Two men, Charles Ray, a policeman, and Theodore Cook, a citizen, narrowly escaped electrocution on June 26, while fighting a fire in Burkburnett, Texas. The blaze was in the City Bakery Building and the men were holding the nozzle of a fire hose when the stream from it came in contact with a live wire, transmitting the current to the nozzle. The force of the shock knocked Ray from a onestory building on which the two men were standing to the street His head was deeply cut and he was unconscious for three hours. Cook was knocked down and was rendered unconscious for an hour. The fire did about $10,000 worth of damage.

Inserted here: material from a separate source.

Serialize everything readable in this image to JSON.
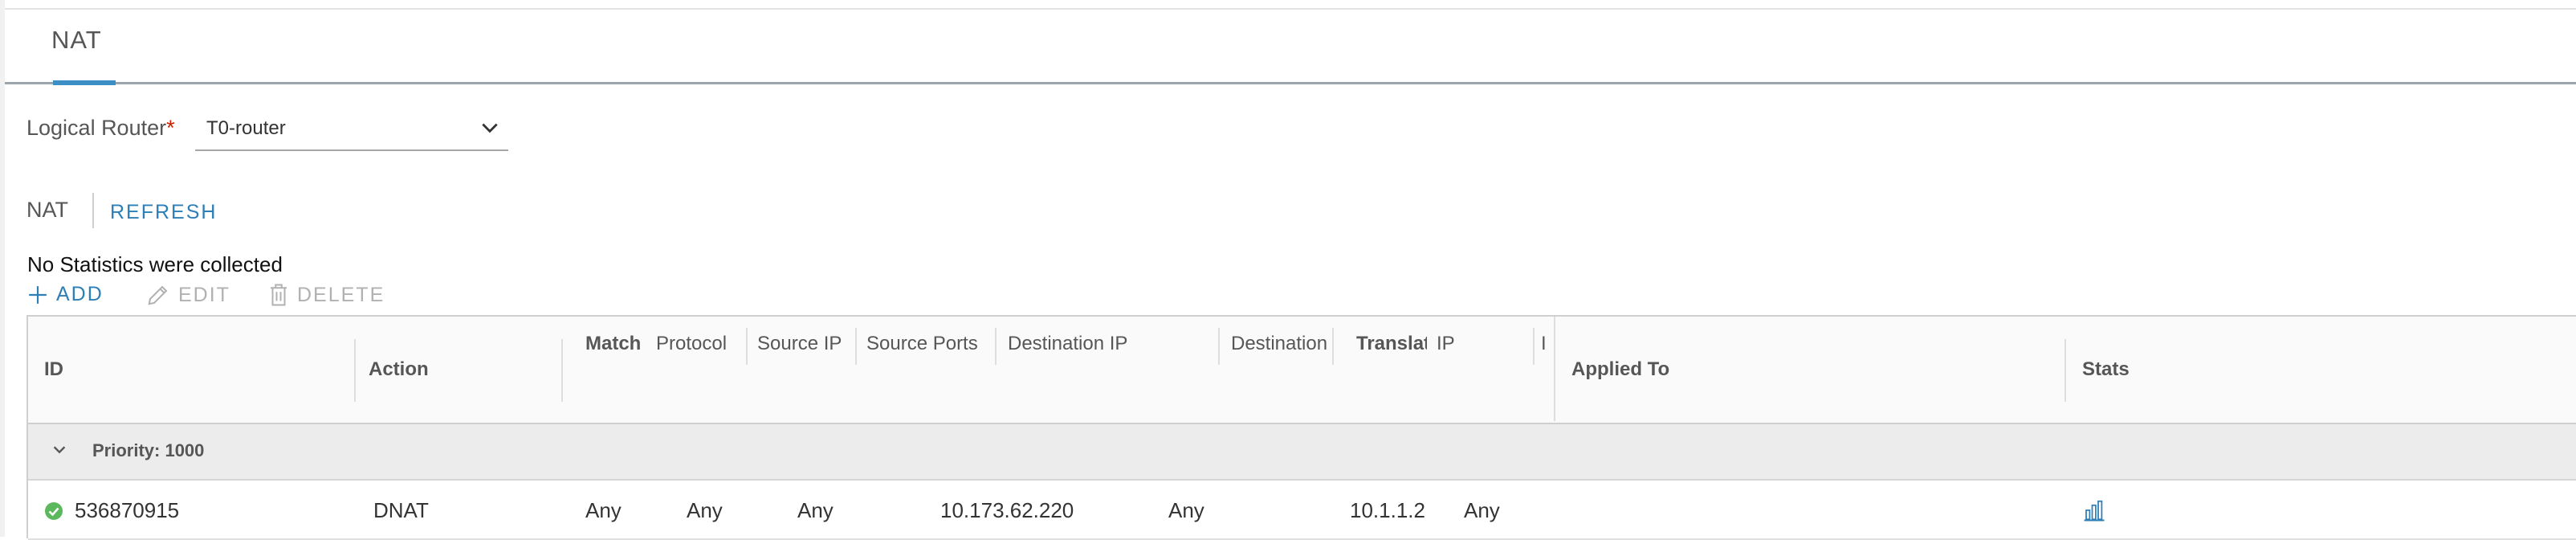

According to a statement published in the Dallas News from Dabney White, if the property owners of Texas were compelled to pay a tax to make good even in part the destruction of those guilty of arson or of the negligent burning of property, there would undoubtedly go up a loud chorus of wrathful protest. The fact that they pay it voluntarily to the insurance companies in the form of premiums changes the legal aspect of the situation, but it doesn’t make it any cheaper for the property owner. Mr. White calls attention to the fact that fire losses have increased of late. “We now burn more annually than we appropriate for state government. The fact that the total fire loss of the state comes out of the pockets of property owners is one that is often overlooked. More serious consideration of it would make arson a dangerous offense for the criminal as well as for those near the scene of his crime. More serious consideration of it would tend to cut down heavily the number and extent of careless fires, and all of this would mean a saving not only to the man who would thereby retain his building and his goods, but it would mean a saving in insurance premiums to the man whose prudence has all along protected his property from damage.”